Activity -> Isolate every line in the records below with "skupiny" in it.

Source material ->
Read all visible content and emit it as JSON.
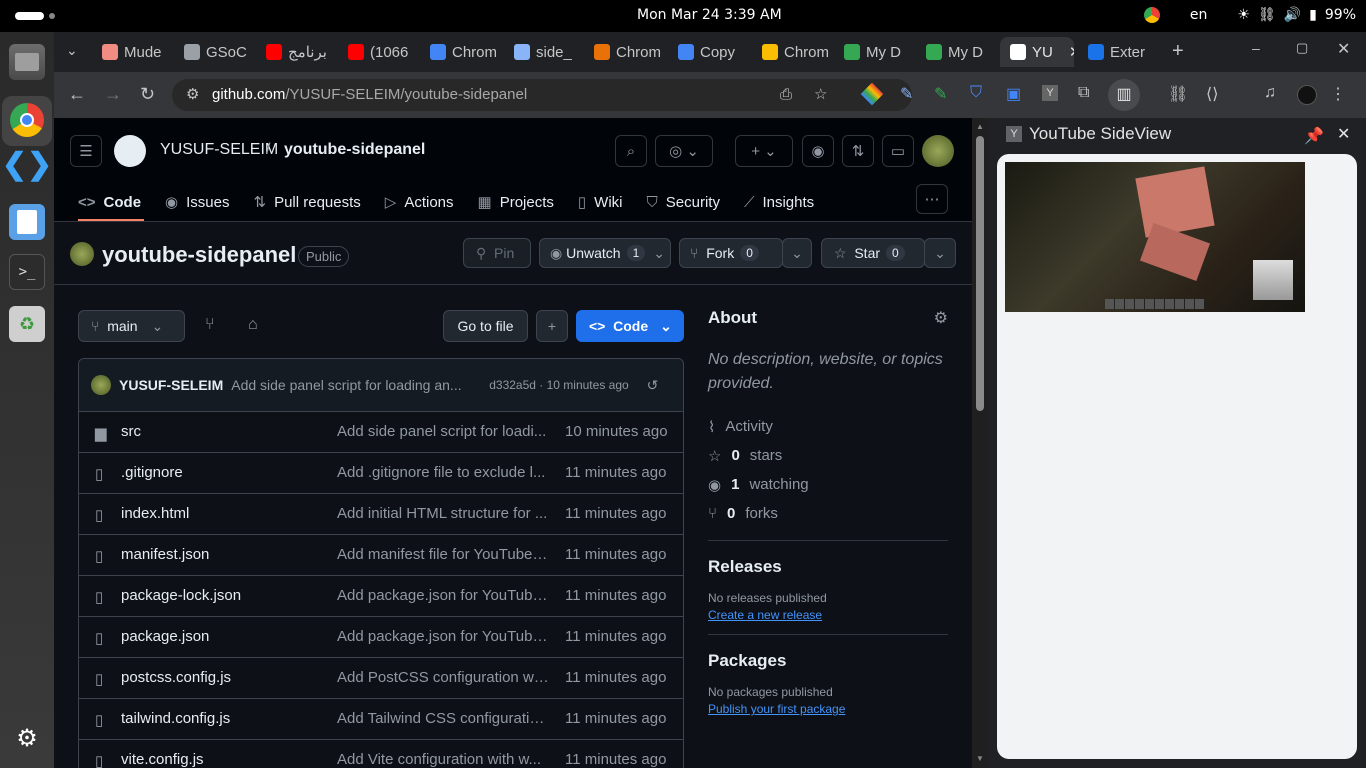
{
  "system": {
    "clock": "Mon Mar 24   3:39 AM",
    "lang": "en",
    "battery": "99%"
  },
  "tabs": [
    {
      "label": "Mude",
      "color": "#f28b82"
    },
    {
      "label": "GSoC",
      "color": "#9aa0a6"
    },
    {
      "label": "برنامج",
      "color": "#ff0000"
    },
    {
      "label": "(1066",
      "color": "#ff0000"
    },
    {
      "label": "Chrom",
      "color": "#4285f4"
    },
    {
      "label": "side_",
      "color": "#8ab4f8"
    },
    {
      "label": "Chrom",
      "color": "#e8710a"
    },
    {
      "label": "Copy",
      "color": "#4285f4"
    },
    {
      "label": "Chrom",
      "color": "#fbbc04"
    },
    {
      "label": "My D",
      "color": "#34a853"
    },
    {
      "label": "My D",
      "color": "#34a853"
    },
    {
      "label": "YU",
      "color": "#ffffff"
    },
    {
      "label": "Exter",
      "color": "#1a73e8"
    }
  ],
  "address": {
    "host": "github.com",
    "path": "/YUSUF-SELEIM/youtube-sidepanel"
  },
  "gh": {
    "owner": "YUSUF-SELEIM",
    "slash": "/",
    "repo": "youtube-sidepanel",
    "nav": [
      "Code",
      "Issues",
      "Pull requests",
      "Actions",
      "Projects",
      "Wiki",
      "Security",
      "Insights"
    ],
    "repo_title": "youtube-sidepanel",
    "visibility": "Public",
    "pin": "Pin",
    "unwatch": "Unwatch",
    "watch_count": "1",
    "fork": "Fork",
    "fork_count": "0",
    "star": "Star",
    "star_count": "0",
    "branch": "main",
    "go_to_file": "Go to file",
    "plus": "+",
    "code_btn": "Code",
    "commit": {
      "author": "YUSUF-SELEIM",
      "message": "Add side panel script for loading an...",
      "meta": "d332a5d · 10 minutes ago"
    },
    "files": [
      {
        "name": "src",
        "msg": "Add side panel script for loadi...",
        "time": "10 minutes ago",
        "type": "dir"
      },
      {
        "name": ".gitignore",
        "msg": "Add .gitignore file to exclude l...",
        "time": "11 minutes ago",
        "type": "file"
      },
      {
        "name": "index.html",
        "msg": "Add initial HTML structure for ...",
        "time": "11 minutes ago",
        "type": "file"
      },
      {
        "name": "manifest.json",
        "msg": "Add manifest file for YouTube ...",
        "time": "11 minutes ago",
        "type": "file"
      },
      {
        "name": "package-lock.json",
        "msg": "Add package.json for YouTube...",
        "time": "11 minutes ago",
        "type": "file"
      },
      {
        "name": "package.json",
        "msg": "Add package.json for YouTube...",
        "time": "11 minutes ago",
        "type": "file"
      },
      {
        "name": "postcss.config.js",
        "msg": "Add PostCSS configuration wit...",
        "time": "11 minutes ago",
        "type": "file"
      },
      {
        "name": "tailwind.config.js",
        "msg": "Add Tailwind CSS configuratio...",
        "time": "11 minutes ago",
        "type": "file"
      },
      {
        "name": "vite.config.js",
        "msg": "Add Vite configuration with w...",
        "time": "11 minutes ago",
        "type": "file"
      }
    ],
    "about": {
      "title": "About",
      "desc": "No description, website, or topics provided.",
      "activity": "Activity",
      "stars": "0",
      "stars_l": "stars",
      "watching": "1",
      "watching_l": "watching",
      "forks": "0",
      "forks_l": "forks"
    },
    "releases": {
      "title": "Releases",
      "none": "No releases published",
      "link": "Create a new release"
    },
    "packages": {
      "title": "Packages",
      "none": "No packages published",
      "link": "Publish your first package"
    }
  },
  "sidepanel": {
    "title": "YouTube SideView",
    "badge": "Y"
  }
}
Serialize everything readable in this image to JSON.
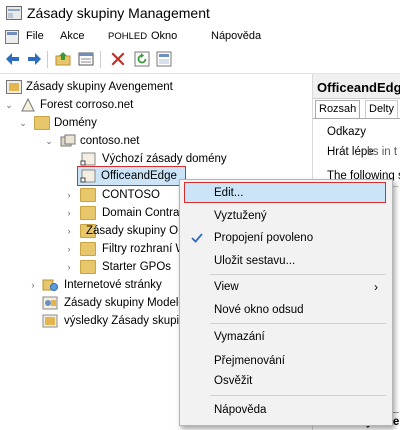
{
  "window": {
    "title": "Zásady skupiny Management"
  },
  "menubar": {
    "items": [
      "File",
      "Akce",
      "POHLED",
      "Okno",
      "Nápověda"
    ]
  },
  "toolbar": {
    "icons": [
      "back-icon",
      "forward-icon",
      "up-folder-icon",
      "properties-icon",
      "delete-icon",
      "refresh-icon",
      "help-icon"
    ]
  },
  "tree": {
    "root": "Zásady skupiny Avengement",
    "forest": "Forest corroso.net",
    "domains": "Domény",
    "domain": "contoso.net",
    "default_policy": "Výchozí zásady domény",
    "selected_gpo": "OfficeandEdge",
    "ou_contoso": "CONTOSO",
    "domain_controllers": "Domain Contra",
    "gpo_container": "Zásady skupiny O",
    "wmi_filters": "Filtry rozhraní WMI",
    "starter_gpos": "Starter GPOs",
    "internet_sites": "Internetové stránky",
    "modeling": "Zásady skupiny Modelování",
    "results": "výsledky Zásady skupiny"
  },
  "right_pane": {
    "title": "OfficeandEdge",
    "tabs": [
      "Rozsah",
      "Delty"
    ],
    "links_label": "Odkazy",
    "play_label": "Hrát lépe",
    "play_overlay": "ks in t",
    "following_text": "The following si",
    "security_label": "Security Filte"
  },
  "context_menu": {
    "items": [
      {
        "label": "Edit...",
        "highlighted": true
      },
      {
        "label": "Vyztužený"
      },
      {
        "label": "Propojení povoleno",
        "checked": true
      },
      {
        "label": "Uložit sestavu..."
      },
      {
        "label": "View",
        "submenu": true
      },
      {
        "label": "Nové okno odsud"
      },
      {
        "label": "Vymazání"
      },
      {
        "label": "Přejmenování"
      },
      {
        "label": "Osvěžit"
      },
      {
        "label": "Nápověda"
      }
    ]
  },
  "colors": {
    "highlight_border": "#d32f2f",
    "menu_bg": "#f2f2f2",
    "selection_bg": "#cce4f7"
  }
}
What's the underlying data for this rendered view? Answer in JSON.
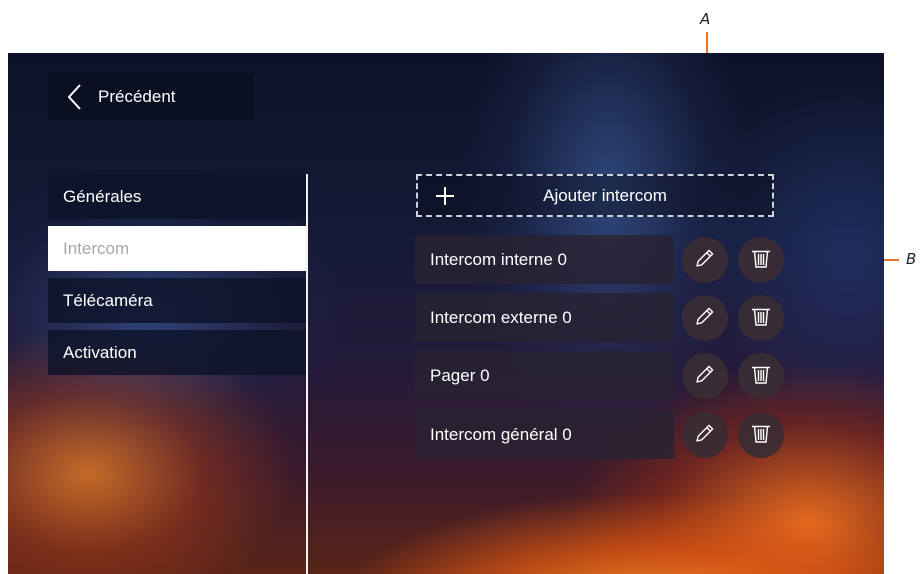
{
  "callouts": {
    "a": "A",
    "b": "B"
  },
  "colors": {
    "callout_line": "#e8742a",
    "active_item_bg": "#ffffff",
    "active_item_text": "#a8a8a8"
  },
  "header": {
    "back_label": "Précédent",
    "back_icon": "chevron-left-icon"
  },
  "menu": {
    "items": [
      {
        "label": "Générales",
        "active": false
      },
      {
        "label": "Intercom",
        "active": true
      },
      {
        "label": "Télécaméra",
        "active": false
      },
      {
        "label": "Activation",
        "active": false
      }
    ]
  },
  "intercoms": {
    "add_label": "Ajouter intercom",
    "add_icon": "plus-icon",
    "edit_icon": "pencil-icon",
    "delete_icon": "trash-icon",
    "rows": [
      {
        "name": "Intercom interne 0"
      },
      {
        "name": "Intercom externe 0"
      },
      {
        "name": "Pager 0"
      },
      {
        "name": "Intercom général 0"
      }
    ]
  }
}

Answer section ->
    "title": "Zásady skupiny Management"
    "root": "Zásady skupiny Avengement",
    "gpo_container": "Zásady skupiny O",
    "modeling": "Zásady skupiny Modelování",
    "results": "výsledky Zásady skupiny"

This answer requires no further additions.